The timeline below shows where the character Christ (“the Mediator”) appears in Sinners in the Hands of an Angry God. The colored dots and icons indicate which themes are associated with that appearance.
Part 1
Power and Precariousness Theme Icon
Wrath, Mercy, and Grace Theme Icon
Language and Metaphor Theme Icon
9. Any effort to escape hell while still rejecting Christ is worthless. However, almost all people who hear of hell delude themselves into thinking that... (full context)
Power and Precariousness Theme Icon
Wrath, Mercy, and Grace Theme Icon
Theology and the Human Condition  Theme Icon

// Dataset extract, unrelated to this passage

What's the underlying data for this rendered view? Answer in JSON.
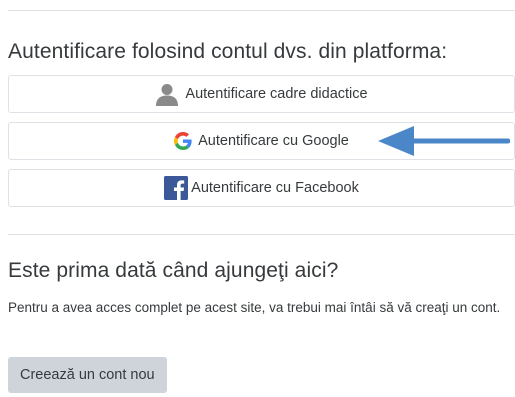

10. God has no obligation to keep man out of hell. It is Christ that offered the covenant of grace, but those without interest in Christ should not expect... (full context)
Part 2. Application
Power and Precariousness Theme Icon
Wrath, Mercy, and Grace Theme Icon
For every person in the congregation that is “unconverted” (not with Christ), “there is nothing between you and Hell” except the hand of God. Wickedness makes these... (full context)
Power and Precariousness Theme Icon
Wrath, Mercy, and Grace Theme Icon
...a person is “in the hands of an angry God” until they are awakened to Christ. Whether or not the audience is convinced of this, Edwards tells them that they will... (full context)
Power and Precariousness Theme Icon
Wrath, Mercy, and Grace Theme Icon
Language and Metaphor Theme Icon
...break that thread, and they have no recourse since they have not given themselves to Christ. He asks the congregation to consider the following things concerning the danger of God’s wrath. (full context)
Power and Precariousness Theme Icon
Wrath, Mercy, and Grace Theme Icon
Language and Metaphor Theme Icon
...remarkable opportunity to be saved, one that those in hell would envy. By coming to Christ for mercy, the congregation can join the saved in a “happy state, with their hearts... (full context)
Power and Precariousness Theme Icon
Wrath, Mercy, and Grace Theme Icon
Theology and the Human Condition  Theme Icon
Emphasizing the importance of this opportunity to come to Christ, Edwards suggests that denying Christ today will result in a hardening of the heart that... (full context)